What Does the Probate Process Entail?
When a will is contested, the proceedings can become a bit more complicated, and typically require aggressive legal assistance to ensure that all beneficiaries receive what is rightfully theirs. However, when a will or estate planning document – such as a trust – is uncontested, probate is a fairly quick and pain free process. The probate process of an uncontested will usually involves the following:
- The Collection Of All Property Of The Decedent
- Paying Off All Debts, Claims & Taxes Owned By The Estate
- Collection Of All Rights To Income
- Settling Of All Disputes
- Distribution Or Transfer Of The Remaining Property To The Heirs
Before he or she passes, the deceased will appoint an individual to manage their affairs upon their death. This person is known as the executor of an estate. The executor of an estate is charged with the responsibility of overseeing each of the above duties. A will cannot be executed without an executor, so if the decedent did not appoint an individual prior to their death, the court will appoint one.

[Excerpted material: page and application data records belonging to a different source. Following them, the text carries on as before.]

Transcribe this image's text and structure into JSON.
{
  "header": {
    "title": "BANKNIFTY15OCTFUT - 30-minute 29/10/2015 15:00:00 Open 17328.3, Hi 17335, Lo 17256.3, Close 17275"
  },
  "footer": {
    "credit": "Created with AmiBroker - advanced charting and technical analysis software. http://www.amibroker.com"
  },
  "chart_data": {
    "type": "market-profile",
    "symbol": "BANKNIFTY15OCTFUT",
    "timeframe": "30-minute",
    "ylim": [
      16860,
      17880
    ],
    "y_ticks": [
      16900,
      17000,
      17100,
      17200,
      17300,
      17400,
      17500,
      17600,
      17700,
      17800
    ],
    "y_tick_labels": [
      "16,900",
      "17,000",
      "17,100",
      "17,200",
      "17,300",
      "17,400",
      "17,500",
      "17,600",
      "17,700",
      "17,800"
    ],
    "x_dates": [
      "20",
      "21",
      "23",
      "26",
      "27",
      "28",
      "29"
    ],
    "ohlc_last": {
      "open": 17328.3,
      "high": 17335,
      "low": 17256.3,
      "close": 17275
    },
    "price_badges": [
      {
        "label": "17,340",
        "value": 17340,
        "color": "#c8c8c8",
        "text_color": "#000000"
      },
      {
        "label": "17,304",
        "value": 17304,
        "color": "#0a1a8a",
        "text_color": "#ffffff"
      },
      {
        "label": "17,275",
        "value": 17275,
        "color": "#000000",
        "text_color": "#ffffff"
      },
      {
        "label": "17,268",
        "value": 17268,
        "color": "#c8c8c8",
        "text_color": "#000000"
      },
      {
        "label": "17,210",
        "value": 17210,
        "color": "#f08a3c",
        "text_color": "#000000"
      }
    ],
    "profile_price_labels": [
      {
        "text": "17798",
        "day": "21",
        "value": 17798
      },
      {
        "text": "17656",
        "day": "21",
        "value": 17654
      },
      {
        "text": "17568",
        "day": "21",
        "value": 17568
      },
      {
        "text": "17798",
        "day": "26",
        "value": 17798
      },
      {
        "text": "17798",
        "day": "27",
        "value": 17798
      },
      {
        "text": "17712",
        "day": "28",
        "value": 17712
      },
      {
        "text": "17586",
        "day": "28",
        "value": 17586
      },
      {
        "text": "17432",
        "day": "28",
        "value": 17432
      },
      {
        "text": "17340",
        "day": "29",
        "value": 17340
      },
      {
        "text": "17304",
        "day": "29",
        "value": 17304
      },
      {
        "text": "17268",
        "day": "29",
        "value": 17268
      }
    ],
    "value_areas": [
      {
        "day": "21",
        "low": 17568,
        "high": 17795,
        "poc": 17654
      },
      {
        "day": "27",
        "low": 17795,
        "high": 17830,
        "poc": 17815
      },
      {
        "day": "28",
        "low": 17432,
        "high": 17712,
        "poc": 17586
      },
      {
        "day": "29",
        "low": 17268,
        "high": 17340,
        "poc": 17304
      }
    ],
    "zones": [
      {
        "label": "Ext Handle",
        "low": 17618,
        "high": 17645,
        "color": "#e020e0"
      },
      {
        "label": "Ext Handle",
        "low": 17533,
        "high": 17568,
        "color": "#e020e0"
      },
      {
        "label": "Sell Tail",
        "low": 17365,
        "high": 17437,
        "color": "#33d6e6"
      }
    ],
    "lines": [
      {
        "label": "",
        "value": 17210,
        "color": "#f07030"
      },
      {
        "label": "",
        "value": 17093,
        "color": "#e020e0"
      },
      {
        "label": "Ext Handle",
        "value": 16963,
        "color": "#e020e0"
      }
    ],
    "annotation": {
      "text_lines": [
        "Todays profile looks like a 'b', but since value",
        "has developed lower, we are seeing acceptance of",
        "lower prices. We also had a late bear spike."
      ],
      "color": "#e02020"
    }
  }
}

Probate can get much more complex than what is described above. For instance, for larger estates, the decedent’s will is not always the only document that the executor must adhere to. Some states require a certain percentage of an estate to go to spouses and children. Each state has its own estate tax guidelines that must be taken into consideration as well.
Consult an Oklahoma City Probate Attorney
Because probate is never cut and dry, it is a good idea to consult with a probate lawyer prior to probating a will. At Jim A. Lyon Law Firm, our Oklahoma City probate attorneys truly enjoy making sense out of the probate process for our clients. Probate can be full of legal and technical issues, many of which families are either ill equipped or too concerned with other matters to handle on their own. We aim to make probate as easy as possible for you. If you and your family need assistance in probating the will of a deceased loved one, call 405-843-0461 to schedule a private consultation with our probate lawyers today.